Given records:
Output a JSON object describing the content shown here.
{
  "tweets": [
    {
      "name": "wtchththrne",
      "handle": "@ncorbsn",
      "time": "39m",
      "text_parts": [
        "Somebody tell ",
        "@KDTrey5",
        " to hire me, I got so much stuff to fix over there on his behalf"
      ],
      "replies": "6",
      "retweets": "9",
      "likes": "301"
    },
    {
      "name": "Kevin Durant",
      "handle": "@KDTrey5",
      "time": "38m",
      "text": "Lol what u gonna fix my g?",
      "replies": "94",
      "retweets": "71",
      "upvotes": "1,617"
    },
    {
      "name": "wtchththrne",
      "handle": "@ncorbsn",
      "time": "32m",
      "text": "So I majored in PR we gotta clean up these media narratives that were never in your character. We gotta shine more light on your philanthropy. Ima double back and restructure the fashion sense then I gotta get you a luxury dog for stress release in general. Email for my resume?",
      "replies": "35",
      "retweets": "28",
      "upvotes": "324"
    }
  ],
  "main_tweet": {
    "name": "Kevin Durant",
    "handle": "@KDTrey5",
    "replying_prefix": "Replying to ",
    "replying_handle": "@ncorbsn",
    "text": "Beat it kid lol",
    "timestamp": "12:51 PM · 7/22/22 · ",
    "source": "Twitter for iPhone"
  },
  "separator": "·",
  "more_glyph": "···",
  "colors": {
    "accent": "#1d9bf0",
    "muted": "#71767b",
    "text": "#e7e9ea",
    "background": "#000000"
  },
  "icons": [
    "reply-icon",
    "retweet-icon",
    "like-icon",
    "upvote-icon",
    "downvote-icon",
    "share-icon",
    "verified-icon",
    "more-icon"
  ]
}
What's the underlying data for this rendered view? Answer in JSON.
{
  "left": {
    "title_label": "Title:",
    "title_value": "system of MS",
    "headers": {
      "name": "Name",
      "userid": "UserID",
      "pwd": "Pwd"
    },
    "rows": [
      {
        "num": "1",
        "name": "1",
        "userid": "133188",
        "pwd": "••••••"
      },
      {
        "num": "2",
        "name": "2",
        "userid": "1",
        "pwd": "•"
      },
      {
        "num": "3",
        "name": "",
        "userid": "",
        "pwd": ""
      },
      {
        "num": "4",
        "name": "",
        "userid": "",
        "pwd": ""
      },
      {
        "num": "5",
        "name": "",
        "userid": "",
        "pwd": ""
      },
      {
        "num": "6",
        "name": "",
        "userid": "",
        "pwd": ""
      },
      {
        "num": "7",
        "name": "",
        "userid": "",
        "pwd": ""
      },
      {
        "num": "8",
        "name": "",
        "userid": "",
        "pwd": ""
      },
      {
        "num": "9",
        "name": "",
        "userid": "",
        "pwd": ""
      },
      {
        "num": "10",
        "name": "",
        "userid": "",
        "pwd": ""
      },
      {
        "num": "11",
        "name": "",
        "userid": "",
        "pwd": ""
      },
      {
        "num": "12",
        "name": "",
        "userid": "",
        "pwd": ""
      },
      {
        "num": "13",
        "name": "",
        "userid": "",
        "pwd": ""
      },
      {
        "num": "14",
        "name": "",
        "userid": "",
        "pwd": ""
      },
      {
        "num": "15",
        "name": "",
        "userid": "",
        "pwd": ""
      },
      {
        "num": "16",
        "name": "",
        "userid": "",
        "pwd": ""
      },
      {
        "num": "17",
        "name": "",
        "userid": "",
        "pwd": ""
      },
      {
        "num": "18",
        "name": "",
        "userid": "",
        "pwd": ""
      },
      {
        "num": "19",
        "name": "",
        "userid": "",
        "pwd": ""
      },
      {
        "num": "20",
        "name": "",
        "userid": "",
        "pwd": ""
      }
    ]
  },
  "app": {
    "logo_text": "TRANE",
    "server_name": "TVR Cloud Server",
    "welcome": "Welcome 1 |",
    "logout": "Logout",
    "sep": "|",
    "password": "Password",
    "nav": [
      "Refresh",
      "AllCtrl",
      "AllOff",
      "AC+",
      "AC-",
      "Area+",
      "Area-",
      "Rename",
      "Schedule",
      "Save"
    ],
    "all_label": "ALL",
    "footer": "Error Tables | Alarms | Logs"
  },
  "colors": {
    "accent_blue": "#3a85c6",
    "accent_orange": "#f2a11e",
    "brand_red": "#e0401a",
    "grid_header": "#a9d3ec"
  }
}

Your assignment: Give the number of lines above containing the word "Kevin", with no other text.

Answer section: 2